Wednesday, January 23, 2013

Gemstone of the Week: Scheelite

(Scheelite image found on carnegiemnh.org)

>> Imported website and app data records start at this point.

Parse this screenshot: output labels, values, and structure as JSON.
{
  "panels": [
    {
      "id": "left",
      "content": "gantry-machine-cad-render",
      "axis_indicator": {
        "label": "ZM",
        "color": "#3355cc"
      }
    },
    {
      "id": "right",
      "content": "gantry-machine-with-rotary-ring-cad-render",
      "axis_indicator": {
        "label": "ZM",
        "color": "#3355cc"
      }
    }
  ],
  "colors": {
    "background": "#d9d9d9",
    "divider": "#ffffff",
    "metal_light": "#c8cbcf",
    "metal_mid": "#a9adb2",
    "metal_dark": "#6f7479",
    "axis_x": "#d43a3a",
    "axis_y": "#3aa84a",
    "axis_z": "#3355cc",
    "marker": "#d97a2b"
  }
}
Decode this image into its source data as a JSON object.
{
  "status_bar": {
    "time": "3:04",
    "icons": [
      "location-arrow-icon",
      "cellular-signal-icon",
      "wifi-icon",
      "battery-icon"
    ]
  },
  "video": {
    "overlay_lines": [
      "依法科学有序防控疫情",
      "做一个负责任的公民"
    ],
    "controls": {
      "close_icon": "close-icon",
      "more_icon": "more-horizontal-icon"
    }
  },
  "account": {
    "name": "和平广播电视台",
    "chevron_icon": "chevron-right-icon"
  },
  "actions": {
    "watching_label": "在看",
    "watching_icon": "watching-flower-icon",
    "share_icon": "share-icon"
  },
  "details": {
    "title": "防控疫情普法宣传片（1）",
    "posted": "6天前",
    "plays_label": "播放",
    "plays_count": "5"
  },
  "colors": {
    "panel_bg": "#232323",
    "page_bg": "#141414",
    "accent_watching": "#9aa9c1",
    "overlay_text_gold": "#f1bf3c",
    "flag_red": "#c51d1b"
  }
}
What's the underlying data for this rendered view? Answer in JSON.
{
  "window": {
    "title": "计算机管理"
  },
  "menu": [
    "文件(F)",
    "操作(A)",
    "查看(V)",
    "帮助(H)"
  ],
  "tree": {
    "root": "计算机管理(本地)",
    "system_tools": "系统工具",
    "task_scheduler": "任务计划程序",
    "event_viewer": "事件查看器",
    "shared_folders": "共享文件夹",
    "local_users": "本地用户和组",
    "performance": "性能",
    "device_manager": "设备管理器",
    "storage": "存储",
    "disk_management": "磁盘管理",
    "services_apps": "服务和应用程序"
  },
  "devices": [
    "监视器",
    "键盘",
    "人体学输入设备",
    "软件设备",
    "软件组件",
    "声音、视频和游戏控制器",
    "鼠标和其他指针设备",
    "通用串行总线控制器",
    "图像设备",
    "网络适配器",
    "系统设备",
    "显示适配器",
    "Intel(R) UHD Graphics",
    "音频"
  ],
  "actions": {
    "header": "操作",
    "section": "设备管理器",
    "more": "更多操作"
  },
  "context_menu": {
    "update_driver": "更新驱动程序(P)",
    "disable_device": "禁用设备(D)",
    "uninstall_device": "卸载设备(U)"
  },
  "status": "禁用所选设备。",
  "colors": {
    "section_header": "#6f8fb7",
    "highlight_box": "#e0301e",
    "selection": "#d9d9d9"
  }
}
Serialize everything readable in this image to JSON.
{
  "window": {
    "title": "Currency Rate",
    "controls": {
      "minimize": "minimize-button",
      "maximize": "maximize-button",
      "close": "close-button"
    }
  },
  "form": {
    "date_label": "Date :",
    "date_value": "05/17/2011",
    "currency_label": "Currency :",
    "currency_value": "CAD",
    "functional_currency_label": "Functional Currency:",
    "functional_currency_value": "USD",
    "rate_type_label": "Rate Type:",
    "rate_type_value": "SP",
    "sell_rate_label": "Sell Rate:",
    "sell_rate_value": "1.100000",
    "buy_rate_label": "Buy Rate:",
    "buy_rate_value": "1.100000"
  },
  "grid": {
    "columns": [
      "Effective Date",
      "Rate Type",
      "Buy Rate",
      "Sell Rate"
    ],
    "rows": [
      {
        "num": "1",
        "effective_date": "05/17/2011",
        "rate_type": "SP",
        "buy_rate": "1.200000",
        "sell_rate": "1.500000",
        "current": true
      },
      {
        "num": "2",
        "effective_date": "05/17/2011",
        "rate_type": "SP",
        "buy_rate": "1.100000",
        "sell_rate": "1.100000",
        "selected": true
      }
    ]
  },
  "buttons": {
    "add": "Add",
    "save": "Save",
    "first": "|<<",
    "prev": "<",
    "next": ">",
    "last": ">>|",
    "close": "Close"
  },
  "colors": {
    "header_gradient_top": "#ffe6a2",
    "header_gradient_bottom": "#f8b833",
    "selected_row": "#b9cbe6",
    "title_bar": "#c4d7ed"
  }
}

Scheelite was in 1821 and is named after Swedish chemist Karl Wilhelm Scheele who proved the existence of tungstic oxide in 1781. Scheelite is a calcium tungstate and has a hardness of 4.5-5.  It may be tan, golden-yellow, colourless, white, greenish, dark brown, reddish yellow, pale yellow, and otehr various shades of these colours.  In transmitted light, Scheelite will appear colourless.  Scheelite may even form with colour-zoning. It has an adamantine to vitreous luster, and may be transparent or opaque. Scheelite may be found in contact-metamorphic tactites, high temperature hydrothermal veins and greisens, granitic pegmatites, or alluvial deposits.  It has a dipyramidal, tetragonal crystal structure. Scheelite is may be found all over the world in: Afghanistan, Algeria, Argentina, Armenia, Australia, Austria, Belgium, Bhutan, Bolivia, Brazil, Bulgaria, Burma(Myanmar), Cambodia, Chile, China, Czech Republic, Democratic Republic of Congo(Zaire), Ecuador, Finland, France, Georgia, Germany, Greece, Greenland, Guatemala, Guyana, India, Hungary, Indonesia, Iran, Ireland, Italy, Japan, Kazakhstan, Kosovo, Kyrgyzstan, Madagascar, Malawi, Malaysia, Mexico, Mongolia, Morocco, Mozambique, Niger, Namibia, New Zealand, North Korea, Norway, Pakistan, Peru, Philippians, Portugal, Poland, Republic of Macedonia, Romania, Russia, Rwanda, Serbia, Saudi Arabia, Slovakia, South Africa, South Korea, Spain, Sri Lanka, Sudan, Swaziland, Sweden, Tajikistan, Tanzania, Thailand, Turkey, Uganda, the U.K, Ukraine, Uzbekistan, Venezuela, and Zambabwe and all across Canada and the U.S. you could also say that Scheelite is 'out of this world' as it can also be found on the moon!